He of this tale who decks the flowering meads
Thus with the tale of ancient men proceeds.
When with his lips of sugar Joseph spread
This sugar fresh around Zuleikha's head,
Zuleikha had a garden fair, a mead
With envy that caused Iram's* heart to bleed.
A wall of mud and water* this surrounds:
The bright red rose* on every side abounds.
Branch within branch the trees there interlace,
In modest boldness, though in close embrace.
Its planes, their foot upon the cypress' skirt,
Like necklace round its neck their arms are girt.
The rose upon its bud as litter laid,
Pomegranates making overhead a shade,
On a wide plain the orange-bushes stand,
Their branch the mace, the orange ball in hand,
And in that plain so free from every ill,
The ball of grace they bear away at will.
In beauteous height the palm-tree bears the date,
And to the garden gives its high estate.
Of sweets a harvest every bunch is there
Provision for the sad at heart to share.
Figs and pomegranates there like nurses stand,
For the mead's children juice as milk in hand,
Each bird the fig's juice that might wish to sip,
Opened just as a sucking child its lip.
The sun's bright light, although at midday seen,
Lit with gold rays the latticed green,
And blending with each other sun and shade
With musk and gold was the plain overlaid,
Whilst in the dark the moving sparks of light
Were as rose cymbals with gold bells bedight.
The nightingale from those bells drew its note,
And opened in that azure vault its throat.
A thousand fish there in the willows' shade
With the wind sporting in the rivers played.
Of good and bad the garden clean to keep
The shadows of the trees like besoms sweep.
On the ground green lines as on teacher's board,
The stream had its margin with silver scored,
And the sagacious, on that tablet scored,
Might read the secrets of Creation's Lord.
The red rose as the gently-nurtured fair:
The yellow rose of lovers as the air.
The breezes twist in wreaths the violet,
And knots of spikenard loosed in freedom set.
The jessamine, tulip and sweet herbs embrace,
And as with silk is decked of earth the face.
In that abode of Huris there they placed
Two fountains, clear as glass with marble graced.
These like each other as a pair of eyes,
One with the other in its clearness vies.
No wound of a pickaxe on these is seen,
And never a scratch from a chisel been.
Should his thought thereto the wise man apply,
Neither joint nor crack would there meet his eye.
And all who behold in their minds took thought
That without a joint were the fountains wrought.
Zuleikha, her heart's sorrow to allay,
When to that garden she would make her way,
One of the fountains full of milk was stored,
And in the other tasty honey poured—
There of that heaven-cradled moon each maid

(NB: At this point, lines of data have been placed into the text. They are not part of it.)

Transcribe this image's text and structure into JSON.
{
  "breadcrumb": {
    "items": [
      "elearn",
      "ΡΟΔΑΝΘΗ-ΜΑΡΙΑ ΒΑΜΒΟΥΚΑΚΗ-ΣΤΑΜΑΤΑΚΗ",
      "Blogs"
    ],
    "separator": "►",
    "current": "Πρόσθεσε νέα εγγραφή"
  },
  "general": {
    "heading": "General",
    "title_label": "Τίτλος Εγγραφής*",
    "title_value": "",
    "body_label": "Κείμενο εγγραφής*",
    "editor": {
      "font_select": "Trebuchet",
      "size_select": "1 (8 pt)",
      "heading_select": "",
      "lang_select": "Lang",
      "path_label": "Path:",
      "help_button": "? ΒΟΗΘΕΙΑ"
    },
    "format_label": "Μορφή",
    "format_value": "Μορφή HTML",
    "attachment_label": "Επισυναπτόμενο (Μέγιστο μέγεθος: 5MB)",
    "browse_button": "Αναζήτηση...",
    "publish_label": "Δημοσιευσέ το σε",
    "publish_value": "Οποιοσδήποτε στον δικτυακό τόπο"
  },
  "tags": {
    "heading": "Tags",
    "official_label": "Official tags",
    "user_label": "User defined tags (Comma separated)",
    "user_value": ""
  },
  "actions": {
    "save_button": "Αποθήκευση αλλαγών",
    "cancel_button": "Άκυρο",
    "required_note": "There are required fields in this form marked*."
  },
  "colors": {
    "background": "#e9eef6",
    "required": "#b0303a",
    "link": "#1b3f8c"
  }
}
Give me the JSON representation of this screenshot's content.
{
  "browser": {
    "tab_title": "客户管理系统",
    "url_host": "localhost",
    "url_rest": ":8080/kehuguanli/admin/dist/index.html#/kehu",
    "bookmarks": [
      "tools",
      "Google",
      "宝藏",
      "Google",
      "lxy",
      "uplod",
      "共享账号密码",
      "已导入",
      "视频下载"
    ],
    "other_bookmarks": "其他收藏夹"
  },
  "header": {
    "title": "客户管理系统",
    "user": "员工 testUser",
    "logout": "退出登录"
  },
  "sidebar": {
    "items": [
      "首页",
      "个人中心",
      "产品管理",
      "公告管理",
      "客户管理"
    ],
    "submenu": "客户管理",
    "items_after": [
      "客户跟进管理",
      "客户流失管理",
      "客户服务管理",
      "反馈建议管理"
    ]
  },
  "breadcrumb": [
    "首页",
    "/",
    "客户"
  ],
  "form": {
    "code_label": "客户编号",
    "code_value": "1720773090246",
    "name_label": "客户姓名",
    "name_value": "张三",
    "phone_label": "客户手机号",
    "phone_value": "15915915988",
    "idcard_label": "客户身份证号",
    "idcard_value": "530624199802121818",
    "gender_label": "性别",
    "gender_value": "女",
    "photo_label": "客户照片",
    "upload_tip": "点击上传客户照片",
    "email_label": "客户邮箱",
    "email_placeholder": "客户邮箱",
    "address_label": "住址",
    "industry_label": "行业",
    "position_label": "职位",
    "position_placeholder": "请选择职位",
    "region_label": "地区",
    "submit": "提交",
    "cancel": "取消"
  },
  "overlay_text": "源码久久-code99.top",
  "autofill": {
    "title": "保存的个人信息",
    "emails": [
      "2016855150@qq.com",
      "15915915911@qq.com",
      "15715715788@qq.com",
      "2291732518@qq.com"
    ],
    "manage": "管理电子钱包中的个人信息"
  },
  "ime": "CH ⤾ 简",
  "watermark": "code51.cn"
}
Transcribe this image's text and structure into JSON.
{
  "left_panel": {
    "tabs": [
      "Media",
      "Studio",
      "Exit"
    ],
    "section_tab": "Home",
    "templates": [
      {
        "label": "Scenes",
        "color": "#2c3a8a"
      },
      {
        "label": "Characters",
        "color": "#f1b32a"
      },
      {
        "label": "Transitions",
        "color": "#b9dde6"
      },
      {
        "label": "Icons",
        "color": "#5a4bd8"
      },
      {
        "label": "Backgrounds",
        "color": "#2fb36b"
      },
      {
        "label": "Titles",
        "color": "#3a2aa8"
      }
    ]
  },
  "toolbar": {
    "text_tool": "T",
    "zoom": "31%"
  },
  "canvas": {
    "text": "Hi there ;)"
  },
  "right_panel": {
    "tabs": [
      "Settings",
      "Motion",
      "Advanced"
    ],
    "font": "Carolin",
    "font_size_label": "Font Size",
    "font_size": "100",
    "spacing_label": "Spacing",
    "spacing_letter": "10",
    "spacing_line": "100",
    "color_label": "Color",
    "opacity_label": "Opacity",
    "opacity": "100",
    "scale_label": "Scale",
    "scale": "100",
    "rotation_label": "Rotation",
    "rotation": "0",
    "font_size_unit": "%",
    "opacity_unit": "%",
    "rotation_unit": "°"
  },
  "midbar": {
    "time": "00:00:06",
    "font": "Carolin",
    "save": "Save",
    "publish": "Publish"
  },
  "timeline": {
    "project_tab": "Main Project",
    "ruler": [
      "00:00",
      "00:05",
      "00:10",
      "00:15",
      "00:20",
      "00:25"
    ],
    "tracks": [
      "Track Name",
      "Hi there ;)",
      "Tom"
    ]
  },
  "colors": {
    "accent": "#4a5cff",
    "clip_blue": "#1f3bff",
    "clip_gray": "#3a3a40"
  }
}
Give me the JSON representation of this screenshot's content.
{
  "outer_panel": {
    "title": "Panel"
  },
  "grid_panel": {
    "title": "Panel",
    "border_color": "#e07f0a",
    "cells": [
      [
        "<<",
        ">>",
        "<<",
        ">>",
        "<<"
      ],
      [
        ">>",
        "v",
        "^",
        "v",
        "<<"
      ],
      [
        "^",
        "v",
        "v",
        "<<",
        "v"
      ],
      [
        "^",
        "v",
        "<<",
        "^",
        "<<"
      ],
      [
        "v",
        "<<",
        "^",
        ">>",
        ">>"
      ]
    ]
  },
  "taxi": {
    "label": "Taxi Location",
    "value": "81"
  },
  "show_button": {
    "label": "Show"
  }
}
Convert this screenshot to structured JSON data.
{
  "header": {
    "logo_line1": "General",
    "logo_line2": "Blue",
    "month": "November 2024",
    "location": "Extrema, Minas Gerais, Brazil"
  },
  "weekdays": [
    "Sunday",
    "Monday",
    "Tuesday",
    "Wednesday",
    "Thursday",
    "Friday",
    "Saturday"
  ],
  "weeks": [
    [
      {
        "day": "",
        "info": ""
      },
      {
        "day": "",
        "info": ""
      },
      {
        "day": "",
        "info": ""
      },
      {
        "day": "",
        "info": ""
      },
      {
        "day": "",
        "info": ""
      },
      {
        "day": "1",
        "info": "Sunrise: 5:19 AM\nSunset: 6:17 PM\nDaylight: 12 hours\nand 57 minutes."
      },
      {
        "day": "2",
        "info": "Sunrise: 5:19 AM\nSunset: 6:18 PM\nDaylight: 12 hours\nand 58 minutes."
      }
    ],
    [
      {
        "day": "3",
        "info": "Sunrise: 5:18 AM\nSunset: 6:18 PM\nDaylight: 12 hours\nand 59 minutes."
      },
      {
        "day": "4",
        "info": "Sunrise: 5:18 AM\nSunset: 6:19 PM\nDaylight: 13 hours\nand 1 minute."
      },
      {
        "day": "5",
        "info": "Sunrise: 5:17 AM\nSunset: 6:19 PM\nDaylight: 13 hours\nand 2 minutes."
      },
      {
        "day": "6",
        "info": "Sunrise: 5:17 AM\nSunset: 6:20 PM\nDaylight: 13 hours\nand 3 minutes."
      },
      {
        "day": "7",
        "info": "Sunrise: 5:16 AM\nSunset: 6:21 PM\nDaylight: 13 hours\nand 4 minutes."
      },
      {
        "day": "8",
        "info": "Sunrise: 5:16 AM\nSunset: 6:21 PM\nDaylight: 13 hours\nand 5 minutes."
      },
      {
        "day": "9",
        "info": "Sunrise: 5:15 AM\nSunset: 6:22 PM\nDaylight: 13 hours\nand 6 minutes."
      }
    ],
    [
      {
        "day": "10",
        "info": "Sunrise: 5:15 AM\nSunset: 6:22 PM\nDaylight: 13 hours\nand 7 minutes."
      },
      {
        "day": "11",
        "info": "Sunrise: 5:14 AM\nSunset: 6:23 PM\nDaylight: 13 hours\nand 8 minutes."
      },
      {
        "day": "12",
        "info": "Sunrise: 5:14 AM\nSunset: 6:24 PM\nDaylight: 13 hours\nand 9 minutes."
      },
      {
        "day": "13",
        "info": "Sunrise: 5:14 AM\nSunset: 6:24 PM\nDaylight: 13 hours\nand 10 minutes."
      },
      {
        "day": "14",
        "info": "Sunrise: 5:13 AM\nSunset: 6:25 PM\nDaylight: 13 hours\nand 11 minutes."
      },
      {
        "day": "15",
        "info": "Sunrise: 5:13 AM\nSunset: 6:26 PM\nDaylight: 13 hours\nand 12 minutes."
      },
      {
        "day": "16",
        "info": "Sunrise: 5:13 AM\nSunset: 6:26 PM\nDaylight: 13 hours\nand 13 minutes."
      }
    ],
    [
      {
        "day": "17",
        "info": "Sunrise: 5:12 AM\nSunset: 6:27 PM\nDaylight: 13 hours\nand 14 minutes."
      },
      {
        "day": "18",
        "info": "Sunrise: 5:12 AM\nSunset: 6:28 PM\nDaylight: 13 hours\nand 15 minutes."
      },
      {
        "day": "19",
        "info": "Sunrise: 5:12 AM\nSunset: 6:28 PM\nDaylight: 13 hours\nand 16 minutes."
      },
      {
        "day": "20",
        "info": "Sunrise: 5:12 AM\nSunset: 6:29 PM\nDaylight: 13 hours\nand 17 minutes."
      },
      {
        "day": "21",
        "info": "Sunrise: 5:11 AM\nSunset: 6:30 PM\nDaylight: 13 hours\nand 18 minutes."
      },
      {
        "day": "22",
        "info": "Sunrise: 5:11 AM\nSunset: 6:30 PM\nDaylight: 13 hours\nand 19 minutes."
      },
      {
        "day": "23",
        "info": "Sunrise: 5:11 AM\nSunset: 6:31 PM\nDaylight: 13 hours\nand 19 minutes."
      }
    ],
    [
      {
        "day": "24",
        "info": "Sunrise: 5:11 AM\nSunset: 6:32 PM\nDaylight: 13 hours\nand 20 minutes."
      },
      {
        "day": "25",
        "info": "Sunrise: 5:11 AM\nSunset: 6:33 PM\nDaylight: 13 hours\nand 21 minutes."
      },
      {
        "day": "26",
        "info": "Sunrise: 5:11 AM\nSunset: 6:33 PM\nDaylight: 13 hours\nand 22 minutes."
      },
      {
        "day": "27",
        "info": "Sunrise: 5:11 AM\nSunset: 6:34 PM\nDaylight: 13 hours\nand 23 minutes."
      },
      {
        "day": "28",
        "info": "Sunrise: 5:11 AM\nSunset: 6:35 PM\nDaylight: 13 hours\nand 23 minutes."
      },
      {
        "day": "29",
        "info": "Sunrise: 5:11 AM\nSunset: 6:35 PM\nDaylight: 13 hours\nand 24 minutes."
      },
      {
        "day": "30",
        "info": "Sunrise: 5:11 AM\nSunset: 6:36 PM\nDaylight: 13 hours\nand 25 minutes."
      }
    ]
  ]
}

With milk her hunger or with honey stayed.
Between the fountains there was raised a seat,
For one fate-favoured, like to Joseph, meet.
Thus to his company she bade farewell,
And in the garden bade him work and dwell.
The garden's bird told this tale to the flow'r:
“The gardener fair, and more fair is the bow'r,
“As Eden's hall should mead and rosebed be,
“Gardeners should Rizván and the Huris be.”
A hundred jess'mine-breasted handmaids stood,
All virgins pure and all of purest mood.
As graceful cypresses they waited all,
Ever in service ready at his call.
“May my head,” she told him, “thy footstool be!
“To delight in these is lawful for thee.
“If I to thee am forbidden, alas!
“(Oh! bitter for me should this come to pass!)
“Of these go to her whom thou mayst desire,
“To her to whose union thou mayst aspire;
“Fulfil thou thy desire with her, for this
“The day of youth is the time of bliss.”
Then many commands on her maids she laid:
“Beware, oh! beware now, each sweet-lipped maid,
“In Joseph's service strive with heart and soul:
“If poison come, drink from his hand the bowl—
“Where'er he calls you, go ye there with speed:
“Indulge him with your lives, should there be need.
“Whate'er he order, be ye happy still,
“In every way obedient to his will.
“In gaining him whoe'er may lucky be,
“Let her at once the news impart to me.”
As one impatient, one might say she drew
On her hope's tablet a deceitful view.
Whichever of the band he might approve,
At sleeping time she would towards him move,
Herself there in her place would substitute,
And of his pleasant plant would eat the fruit:
Beneath that beauteous palm-tree would she lie,
And eat its dates, though she ate secretly.
As Joseph there she placed upon his seat,
Her heart and soul she offered at his feet.
The maids before him she placed standing there,
And made them bow before that cypress fair.
Her heart and soul before her friend there lay:
Her body tow'rds her own camp took its way.
Happy the lover who content at heart
From the beloved will at her word depart;
Who when his absence good is in her eyes,
In parting will all patience exercise.
To union when one's love will not agree,
Absence than presence will far sweeter be.